Belle Gibson's The Whole Pantry cookbook pulled from shelves

30 March 2015 | Penguin Books announced it would discontinue publication of The Whole Pantry cookbook.

The whole truth?

Penguin Books announced it would discontinue publication of The Whole Pantry cookbook, following recent allegations that its author Belle Gibson had not been diagnosed with terminal brain cancer as she claimed.

In a statement the publisher said, "Despite our best endeavours, we have not received sufficient explanation from Ms Gibson, author of The Whole Pantry recipe book, in response to recent allegations. As such, we have been left with no other option but to stop supplying the book in Australia."

'Self-styled health guru' turned away from traditional medical advice

Ms Gibson, a self-styled 'health guru' and popular social media figure, who also has an app called The Whole Pantry, used her apparent cancer survival story to promote a lifestyle of healthy eating and positive thinking as a response to the disease, turning away from professional medical advice.

"It's really important that people understand the difference between medical science and alternative therapies," says CHOICE spokesman Tom Godfrey. "If you are really unwell, your first port of call should be a trained medical professional not a self-styled "health guru" with an app and a Facebook page."

Pete Evans' paleo cookbook to be independently published

The news follows publisher Pan Macmillan Australia's decision to delay the release of a paleo cookbook for babies due to concerns about its recipes from medical professionals. In response co-author Pete Evans announced the book would be independently published.

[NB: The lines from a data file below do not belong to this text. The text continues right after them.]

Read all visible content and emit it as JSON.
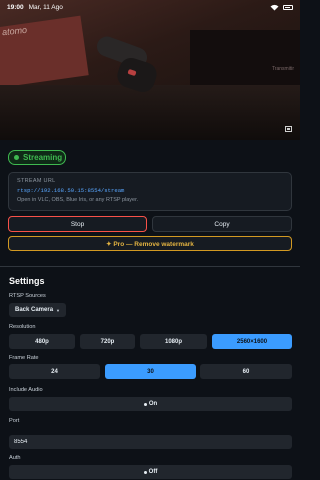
{
  "status_bar": {
    "time": "19:00",
    "date": "Mar, 11 Ago"
  },
  "preview": {
    "background_text": "atomo",
    "box_text": "Transmitir"
  },
  "streaming_badge": {
    "label": "Streaming",
    "color": "#3fb950"
  },
  "stream_url_card": {
    "label": "STREAM URL",
    "url": "rtsp://192.168.50.15:8554/stream",
    "hint": "Open in VLC, OBS, Blue Iris, or any RTSP player."
  },
  "actions": {
    "stop_label": "Stop",
    "copy_label": "Copy",
    "pro_label": "✦ Pro — Remove watermark"
  },
  "settings": {
    "title": "Settings",
    "rtsp_sources": {
      "label": "RTSP Sources",
      "selected": "Back Camera"
    },
    "resolution": {
      "label": "Resolution",
      "options": [
        "480p",
        "720p",
        "1080p",
        "2560×1600"
      ],
      "selected": "2560×1600"
    },
    "frame_rate": {
      "label": "Frame Rate",
      "options": [
        "24",
        "30",
        "60"
      ],
      "selected": "30"
    },
    "include_audio": {
      "label": "Include Audio",
      "value": "On"
    },
    "port": {
      "label": "Port",
      "value": "8554"
    },
    "auth": {
      "label": "Auth",
      "value": "Off"
    }
  },
  "colors": {
    "accent": "#3b9cff",
    "danger": "#f85149",
    "pro": "#d29922",
    "background": "#0d1117"
  }
}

"Bubba Yum Yum: The Paleo Way will be a proudly independent digital worldwide release in April with print to follow," a post on the celebrity chef's Facebook page read.

The recipe causing the most controversy was a DIY baby formula made from bone broth.

Heather Yeatman, president of the Public Health Association of Australia (PHAA), told CHOICE that extending the claimed benefits of the paleo diet to infants and toddlers should be considered dangerous.

"For those mums who use infant formula, raising doubts about them is not helpful - and suggesting unproven alternatives can be very dangerous," Ms Yeatman said.

Swallowing advice from dubious sources?

Consumers are confronted with an infinite amount of information online which can often be confusing, contradictory and overwhelming.

In an environment where anyone can create a website or an online persona, an important question for consumers to ask is how trustworthy any information source is, whether printed or online.

"Before swallowing an offering from a celebrity chef or a self-styled 'health guru' it's worth asking yourself what it the real motivation behind those spruiking the latest diet fad, supplement or alternative therapy. You might just find it's more about filling their pockets with profit than helping you heal," says Mr Godfrey.

Photo credit: Belle Gibson, author of The Whole Pantry. Photo: Garry Barker.